First there were walk-in visits to strip mall clinics, then medical care during errands at CVS. Now, a Massachusetts medical technology company has launched a service that allows patients to visit a doctor over their computer, smartphone, or wireless tablet.
Boston-based American Well has worked with US insurance companies for several years to provide "telehealth" services to some of their members. But since October, it has begun offering its virtual visits directly to consumers, typically charging $49 for the convenience of an online primary care visit available 24 hours a day without an appointment. As part of its Massachusetts launch Thursday, a patient's first visit here will cost $20.
Doctors can write prescriptions for common medications such as antibiotics, but not for drugs such as painkillers. The direct-to-consumer service is available in 43 states and Washington, D.C.; about 10,000 consumers enrolled in the first month.
Doctors, hospitals and regulators are scrambling to keep up with the evolving field of telemedicine, trying to balance patient convenience with quality-of-care considerations. American Well's direct-to-
consumer model is part of a new frontier in medical technology, but one that leaves some physicians squeamish. Among their concerns is that doctors won't be able to properly diagnose patients without seeing them in person.

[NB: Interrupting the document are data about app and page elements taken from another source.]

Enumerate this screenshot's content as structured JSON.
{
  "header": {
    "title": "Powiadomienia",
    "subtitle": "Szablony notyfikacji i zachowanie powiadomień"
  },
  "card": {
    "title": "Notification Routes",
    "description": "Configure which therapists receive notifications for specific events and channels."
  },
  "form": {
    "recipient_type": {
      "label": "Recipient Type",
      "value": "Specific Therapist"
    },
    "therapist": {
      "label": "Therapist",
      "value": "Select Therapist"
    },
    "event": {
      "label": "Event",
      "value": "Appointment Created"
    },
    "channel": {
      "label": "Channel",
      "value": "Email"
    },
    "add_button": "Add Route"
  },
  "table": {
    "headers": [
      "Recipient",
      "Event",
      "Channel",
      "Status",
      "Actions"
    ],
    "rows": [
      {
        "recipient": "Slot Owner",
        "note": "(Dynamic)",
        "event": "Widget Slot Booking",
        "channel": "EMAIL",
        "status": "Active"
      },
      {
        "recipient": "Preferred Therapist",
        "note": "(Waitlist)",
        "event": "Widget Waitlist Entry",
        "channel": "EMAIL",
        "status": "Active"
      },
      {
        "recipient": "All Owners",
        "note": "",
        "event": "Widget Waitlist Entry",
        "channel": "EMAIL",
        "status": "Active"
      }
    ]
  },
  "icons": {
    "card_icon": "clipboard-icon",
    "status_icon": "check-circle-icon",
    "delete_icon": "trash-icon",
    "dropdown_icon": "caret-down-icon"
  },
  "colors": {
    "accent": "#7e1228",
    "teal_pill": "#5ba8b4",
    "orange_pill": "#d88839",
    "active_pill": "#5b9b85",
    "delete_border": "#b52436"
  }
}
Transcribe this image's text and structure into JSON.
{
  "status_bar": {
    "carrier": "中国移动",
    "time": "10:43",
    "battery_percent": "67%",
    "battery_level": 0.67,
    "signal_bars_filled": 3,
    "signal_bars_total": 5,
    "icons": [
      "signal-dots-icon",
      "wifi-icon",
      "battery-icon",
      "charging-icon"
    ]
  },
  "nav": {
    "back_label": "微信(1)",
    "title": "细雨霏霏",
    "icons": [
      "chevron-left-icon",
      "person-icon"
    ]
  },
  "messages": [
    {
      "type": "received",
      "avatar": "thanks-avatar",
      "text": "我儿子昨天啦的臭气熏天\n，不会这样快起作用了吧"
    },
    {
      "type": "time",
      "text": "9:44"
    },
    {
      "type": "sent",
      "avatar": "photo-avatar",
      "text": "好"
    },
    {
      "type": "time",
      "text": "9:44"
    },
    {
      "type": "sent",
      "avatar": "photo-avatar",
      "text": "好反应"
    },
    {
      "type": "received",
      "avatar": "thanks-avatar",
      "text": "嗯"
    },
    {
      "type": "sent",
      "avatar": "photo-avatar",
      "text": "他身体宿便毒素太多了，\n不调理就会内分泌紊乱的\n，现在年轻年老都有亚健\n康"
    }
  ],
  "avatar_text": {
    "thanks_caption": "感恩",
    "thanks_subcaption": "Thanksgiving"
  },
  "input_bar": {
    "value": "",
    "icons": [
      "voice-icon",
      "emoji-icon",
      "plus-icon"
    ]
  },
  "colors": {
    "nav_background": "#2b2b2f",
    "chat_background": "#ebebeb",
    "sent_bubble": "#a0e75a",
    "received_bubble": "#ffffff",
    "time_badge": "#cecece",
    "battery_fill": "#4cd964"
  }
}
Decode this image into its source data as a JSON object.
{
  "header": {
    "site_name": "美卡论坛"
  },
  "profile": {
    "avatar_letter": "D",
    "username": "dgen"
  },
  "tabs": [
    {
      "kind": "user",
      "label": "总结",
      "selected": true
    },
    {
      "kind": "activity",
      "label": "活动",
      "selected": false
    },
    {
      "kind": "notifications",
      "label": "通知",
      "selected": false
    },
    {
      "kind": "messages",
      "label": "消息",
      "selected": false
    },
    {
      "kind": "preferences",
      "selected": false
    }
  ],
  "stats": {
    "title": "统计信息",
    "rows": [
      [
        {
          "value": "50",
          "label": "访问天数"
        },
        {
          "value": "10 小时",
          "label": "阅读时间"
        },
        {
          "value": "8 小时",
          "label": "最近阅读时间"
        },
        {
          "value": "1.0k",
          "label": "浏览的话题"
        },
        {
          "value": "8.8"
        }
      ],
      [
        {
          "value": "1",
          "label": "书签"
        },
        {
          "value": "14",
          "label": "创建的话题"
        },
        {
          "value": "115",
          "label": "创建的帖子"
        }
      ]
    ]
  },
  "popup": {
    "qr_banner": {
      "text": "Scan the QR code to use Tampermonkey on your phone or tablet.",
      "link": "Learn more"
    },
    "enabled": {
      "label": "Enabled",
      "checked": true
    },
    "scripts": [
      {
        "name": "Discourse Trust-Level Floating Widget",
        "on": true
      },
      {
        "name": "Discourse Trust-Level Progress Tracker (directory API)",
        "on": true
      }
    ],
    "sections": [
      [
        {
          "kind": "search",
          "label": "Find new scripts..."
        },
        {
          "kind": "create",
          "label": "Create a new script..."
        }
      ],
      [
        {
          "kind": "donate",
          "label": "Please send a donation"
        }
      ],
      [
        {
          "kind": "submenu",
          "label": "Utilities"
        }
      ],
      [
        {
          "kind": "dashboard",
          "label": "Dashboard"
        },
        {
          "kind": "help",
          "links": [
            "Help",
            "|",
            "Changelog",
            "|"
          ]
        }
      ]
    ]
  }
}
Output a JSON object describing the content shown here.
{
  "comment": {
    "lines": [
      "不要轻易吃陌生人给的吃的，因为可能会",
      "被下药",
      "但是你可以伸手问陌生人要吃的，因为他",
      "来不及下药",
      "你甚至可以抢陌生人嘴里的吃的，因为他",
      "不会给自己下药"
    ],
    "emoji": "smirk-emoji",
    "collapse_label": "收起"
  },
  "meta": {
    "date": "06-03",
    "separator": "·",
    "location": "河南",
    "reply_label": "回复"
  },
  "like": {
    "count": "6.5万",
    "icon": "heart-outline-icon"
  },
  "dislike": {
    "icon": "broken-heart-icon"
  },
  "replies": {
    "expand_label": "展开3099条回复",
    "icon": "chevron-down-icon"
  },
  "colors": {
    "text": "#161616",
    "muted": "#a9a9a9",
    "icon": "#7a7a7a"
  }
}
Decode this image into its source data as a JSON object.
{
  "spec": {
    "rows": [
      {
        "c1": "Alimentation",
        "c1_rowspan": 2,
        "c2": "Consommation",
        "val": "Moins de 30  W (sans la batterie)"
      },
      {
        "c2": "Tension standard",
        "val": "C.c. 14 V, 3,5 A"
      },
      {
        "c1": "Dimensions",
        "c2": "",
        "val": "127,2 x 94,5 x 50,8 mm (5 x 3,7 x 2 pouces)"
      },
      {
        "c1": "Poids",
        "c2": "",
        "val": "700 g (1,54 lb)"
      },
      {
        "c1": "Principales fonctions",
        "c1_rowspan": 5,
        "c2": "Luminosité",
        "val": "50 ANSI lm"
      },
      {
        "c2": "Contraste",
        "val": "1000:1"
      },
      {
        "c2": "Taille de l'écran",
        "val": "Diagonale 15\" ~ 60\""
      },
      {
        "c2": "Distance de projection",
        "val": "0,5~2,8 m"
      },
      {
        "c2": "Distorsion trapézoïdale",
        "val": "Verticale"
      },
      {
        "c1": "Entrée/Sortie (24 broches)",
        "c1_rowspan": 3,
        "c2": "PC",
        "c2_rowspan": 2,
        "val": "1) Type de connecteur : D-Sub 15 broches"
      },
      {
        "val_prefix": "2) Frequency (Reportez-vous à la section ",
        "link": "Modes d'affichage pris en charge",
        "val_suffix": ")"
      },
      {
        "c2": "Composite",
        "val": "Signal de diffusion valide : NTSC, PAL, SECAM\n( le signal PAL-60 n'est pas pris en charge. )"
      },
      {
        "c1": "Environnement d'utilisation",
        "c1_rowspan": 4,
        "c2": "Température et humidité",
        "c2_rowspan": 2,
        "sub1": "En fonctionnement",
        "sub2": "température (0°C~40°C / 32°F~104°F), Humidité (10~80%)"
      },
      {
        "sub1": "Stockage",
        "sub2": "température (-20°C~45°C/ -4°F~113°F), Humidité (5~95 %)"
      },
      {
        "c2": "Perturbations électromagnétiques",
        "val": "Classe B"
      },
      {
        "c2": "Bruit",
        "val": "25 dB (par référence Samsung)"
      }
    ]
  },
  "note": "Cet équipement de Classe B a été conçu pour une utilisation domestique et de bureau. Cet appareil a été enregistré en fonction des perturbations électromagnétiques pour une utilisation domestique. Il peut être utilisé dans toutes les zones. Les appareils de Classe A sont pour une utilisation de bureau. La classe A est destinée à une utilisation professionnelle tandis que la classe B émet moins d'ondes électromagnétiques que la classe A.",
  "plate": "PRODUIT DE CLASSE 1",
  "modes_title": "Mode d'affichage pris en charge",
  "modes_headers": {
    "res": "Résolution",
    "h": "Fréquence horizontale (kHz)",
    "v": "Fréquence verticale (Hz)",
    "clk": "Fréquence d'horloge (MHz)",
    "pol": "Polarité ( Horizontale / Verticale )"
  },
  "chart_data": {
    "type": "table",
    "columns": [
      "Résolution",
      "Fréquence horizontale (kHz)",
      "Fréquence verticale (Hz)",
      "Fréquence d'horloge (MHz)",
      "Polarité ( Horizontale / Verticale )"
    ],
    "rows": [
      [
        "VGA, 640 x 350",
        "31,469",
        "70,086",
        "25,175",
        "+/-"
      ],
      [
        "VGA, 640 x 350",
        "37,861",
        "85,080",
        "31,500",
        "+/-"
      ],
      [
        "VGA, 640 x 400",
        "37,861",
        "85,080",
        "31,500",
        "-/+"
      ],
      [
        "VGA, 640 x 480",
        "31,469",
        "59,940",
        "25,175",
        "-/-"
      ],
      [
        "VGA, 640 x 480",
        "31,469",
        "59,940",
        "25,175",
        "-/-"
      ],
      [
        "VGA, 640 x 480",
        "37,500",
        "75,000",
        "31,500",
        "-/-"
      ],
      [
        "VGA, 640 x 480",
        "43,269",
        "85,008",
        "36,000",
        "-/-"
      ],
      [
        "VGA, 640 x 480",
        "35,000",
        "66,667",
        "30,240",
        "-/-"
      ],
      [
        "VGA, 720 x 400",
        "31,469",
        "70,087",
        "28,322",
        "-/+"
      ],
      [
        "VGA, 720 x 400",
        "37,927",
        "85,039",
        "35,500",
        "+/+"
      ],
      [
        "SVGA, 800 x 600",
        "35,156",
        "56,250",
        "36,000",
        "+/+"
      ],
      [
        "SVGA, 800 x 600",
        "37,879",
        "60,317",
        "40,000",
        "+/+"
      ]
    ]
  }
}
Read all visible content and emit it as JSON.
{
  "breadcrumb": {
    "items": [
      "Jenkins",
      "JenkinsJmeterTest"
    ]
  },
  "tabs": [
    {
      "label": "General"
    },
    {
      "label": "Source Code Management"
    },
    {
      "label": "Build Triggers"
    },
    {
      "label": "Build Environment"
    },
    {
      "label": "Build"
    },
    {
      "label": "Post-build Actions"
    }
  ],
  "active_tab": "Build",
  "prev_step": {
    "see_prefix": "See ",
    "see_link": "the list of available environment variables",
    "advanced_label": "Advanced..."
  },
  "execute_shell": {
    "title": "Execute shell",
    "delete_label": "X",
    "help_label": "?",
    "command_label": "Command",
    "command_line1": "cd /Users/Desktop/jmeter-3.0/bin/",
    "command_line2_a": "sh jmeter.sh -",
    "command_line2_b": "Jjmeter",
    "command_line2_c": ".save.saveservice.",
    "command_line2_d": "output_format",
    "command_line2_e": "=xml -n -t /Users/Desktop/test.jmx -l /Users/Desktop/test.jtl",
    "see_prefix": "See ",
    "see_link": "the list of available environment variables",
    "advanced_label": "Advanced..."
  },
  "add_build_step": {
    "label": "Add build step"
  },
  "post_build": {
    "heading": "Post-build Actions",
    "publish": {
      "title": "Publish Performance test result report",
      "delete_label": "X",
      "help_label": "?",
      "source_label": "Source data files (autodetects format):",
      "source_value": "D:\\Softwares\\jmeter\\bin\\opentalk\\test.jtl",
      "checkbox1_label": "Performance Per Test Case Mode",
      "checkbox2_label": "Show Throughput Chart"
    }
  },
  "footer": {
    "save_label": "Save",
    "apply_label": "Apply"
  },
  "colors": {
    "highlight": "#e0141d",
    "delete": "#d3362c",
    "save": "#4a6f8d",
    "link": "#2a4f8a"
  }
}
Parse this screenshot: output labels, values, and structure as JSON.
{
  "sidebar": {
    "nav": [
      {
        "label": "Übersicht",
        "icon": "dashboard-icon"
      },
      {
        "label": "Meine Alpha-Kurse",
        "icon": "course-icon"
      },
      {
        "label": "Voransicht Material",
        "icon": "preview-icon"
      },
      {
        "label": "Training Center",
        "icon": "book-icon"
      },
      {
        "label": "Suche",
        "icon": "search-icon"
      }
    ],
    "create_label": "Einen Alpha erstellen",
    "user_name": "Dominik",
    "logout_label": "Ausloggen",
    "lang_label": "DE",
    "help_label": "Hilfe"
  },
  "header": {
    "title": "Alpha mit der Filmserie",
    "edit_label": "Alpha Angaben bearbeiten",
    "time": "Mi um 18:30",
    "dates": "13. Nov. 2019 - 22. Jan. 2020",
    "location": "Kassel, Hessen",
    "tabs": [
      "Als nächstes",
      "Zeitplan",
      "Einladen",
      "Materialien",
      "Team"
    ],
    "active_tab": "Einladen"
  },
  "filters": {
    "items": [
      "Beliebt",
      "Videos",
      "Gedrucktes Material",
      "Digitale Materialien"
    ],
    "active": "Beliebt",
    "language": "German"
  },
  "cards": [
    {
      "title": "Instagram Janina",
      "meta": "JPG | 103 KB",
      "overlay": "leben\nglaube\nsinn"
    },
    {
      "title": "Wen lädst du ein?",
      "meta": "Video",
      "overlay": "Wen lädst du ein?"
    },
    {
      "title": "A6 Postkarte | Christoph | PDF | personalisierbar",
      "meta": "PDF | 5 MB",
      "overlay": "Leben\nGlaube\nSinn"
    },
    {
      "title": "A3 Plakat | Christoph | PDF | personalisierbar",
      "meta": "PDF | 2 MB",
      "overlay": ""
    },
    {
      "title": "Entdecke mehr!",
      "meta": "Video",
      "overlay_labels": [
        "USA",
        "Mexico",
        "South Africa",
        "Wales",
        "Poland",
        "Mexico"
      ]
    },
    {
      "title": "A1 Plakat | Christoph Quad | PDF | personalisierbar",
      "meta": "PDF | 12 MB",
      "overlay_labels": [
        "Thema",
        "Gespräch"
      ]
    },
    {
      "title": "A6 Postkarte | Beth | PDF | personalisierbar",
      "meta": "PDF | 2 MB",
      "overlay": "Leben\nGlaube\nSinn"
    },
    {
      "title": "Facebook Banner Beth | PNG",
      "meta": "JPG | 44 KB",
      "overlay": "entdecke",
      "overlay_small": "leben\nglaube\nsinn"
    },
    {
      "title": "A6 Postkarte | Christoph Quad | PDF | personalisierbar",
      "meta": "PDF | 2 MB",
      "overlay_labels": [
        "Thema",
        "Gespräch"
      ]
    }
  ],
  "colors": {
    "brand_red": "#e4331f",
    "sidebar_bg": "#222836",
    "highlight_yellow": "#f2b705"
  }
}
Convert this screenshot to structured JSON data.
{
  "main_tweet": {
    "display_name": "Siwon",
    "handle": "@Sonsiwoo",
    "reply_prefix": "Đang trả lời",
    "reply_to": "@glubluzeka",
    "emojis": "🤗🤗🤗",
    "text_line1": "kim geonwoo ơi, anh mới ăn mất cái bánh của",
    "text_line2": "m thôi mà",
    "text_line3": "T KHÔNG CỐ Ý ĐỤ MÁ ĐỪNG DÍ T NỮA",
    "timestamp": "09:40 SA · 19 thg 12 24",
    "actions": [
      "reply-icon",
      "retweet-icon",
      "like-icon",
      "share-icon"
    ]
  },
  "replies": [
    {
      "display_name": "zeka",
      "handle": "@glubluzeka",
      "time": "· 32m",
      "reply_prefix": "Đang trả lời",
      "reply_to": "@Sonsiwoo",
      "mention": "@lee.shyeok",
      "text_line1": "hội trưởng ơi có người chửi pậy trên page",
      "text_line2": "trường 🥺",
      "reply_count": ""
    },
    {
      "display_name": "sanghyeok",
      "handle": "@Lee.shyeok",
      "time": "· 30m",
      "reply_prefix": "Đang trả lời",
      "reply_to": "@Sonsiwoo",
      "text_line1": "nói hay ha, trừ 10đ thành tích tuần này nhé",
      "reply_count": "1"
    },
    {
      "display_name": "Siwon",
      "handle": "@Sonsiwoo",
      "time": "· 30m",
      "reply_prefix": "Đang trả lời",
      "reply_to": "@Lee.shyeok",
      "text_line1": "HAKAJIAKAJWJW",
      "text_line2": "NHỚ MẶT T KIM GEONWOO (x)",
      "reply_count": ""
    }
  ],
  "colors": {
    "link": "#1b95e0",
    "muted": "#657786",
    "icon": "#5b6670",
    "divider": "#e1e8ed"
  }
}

In the past decade, telemedicine has mostly been used by doctors to supplement care for their own patients, as a way to monitor them between visits to the office, and by teaching hospitals to provide specialized consultations to community hospitals for stroke and intensive care patients. In the American Well model, the doctors will provide the service to many patients they don't know.
"Telemedicine holds out a lot of promise," said William Ryder, regulatory and legislative counsel for the Massachusetts Medical Society. But "what are the limits here?''
Dr. Roy Schoenberg, chief executive of American Well Systems, said the company has put in place safeguards that will ensure care is appropriate. Telemedicine, he said, has been shown to reduce the cost of urgent care, often replacing emergency room visits. He said consumers are demanding convenience. "People are running around, and they don't have access to or don't have time to find a physician.''
American Well works with the Online Care Group, a national network of hundreds of physicians owned by Massachusetts physician Dr. Peter Antall. The group conducts background checks on doctors and makes sure they are available for consultations.
Patients log into the system and see which doctors are available and their backgrounds. Doctors must collect a medical history from patients. They can prescribe antibiotics and other common drugs for strep throat, headaches, bronchitis, and urinary tract infections, but not controlled-substances, such as addictive painkillers, Schoenberg said. In the direct-to-consumer model, patients pay for the visits themselves.
Responding to criticism that the virtual visits will lead to poorly coordinated care, he said physicians will log into a national prescription registry that will show them medications prescribed to the patient by other doctors. At the end of the visit, patients will be asked if they want to forward a summary to their regular doctors.
"We didn't want to make this an episodic visit that would fragment care," Schoenberg said.
Others are skeptical.
"This is very expensive, uncoordinated care for the 'medically homeless.' It is sadly symptomatic of the shortage of access to robust primary care, which provides personalized, comprehensive care," said Dr. Allan Goroll, a primary care doctor at Massachusetts General Hospital.
Dr. Lynda Young, a Worcester pediatrician who is part of a group developing a telemedicine policy for the American Medical Association, said "we certainly understand the need in rural areas and especially when it involves access to a specialist. My concern is for illnesses that may or may not be able to be treated in this manner,'' she said. "We are trained observers. For us not to have the ability to see the patient other than on the phone, is a big disadvantage.''
Take strep throat. The gold standard for diagnosis is a throat culture, but Schoenberg said a doctor can look for the trademark swollen tonsils and pale dots using a smartphone. The doctor can interview the patient about other symptoms like fever and swollen glands.
That is true, Young said, but certain viruses look like strep, with spots that are a bit whiter. "Can you see the color difference on the phone?'' she asked.
Young said a doctor would not be endangering patients by prescribing an antibiotic if they did not have strep, but may be providing unneeded treatment. Overuse of antibiotics also contributes to the emergence of strains of bacteria resistant to antibiotics.
Massachusetts rules allow for the practice of telemedicine.
Schoenberg said his firm spoke with the state Board of Registration in Medicine to make sure it is complying with the rules. Katherine Bowles Dudich, the board's interim general counsel, said that "the Board expects all physicians to follow standards of care in the treatment of patients.''
Blue Cross Blue Shield of Massachusetts is finalizing contracts with two or three physician groups to test American Well's platform for online visits.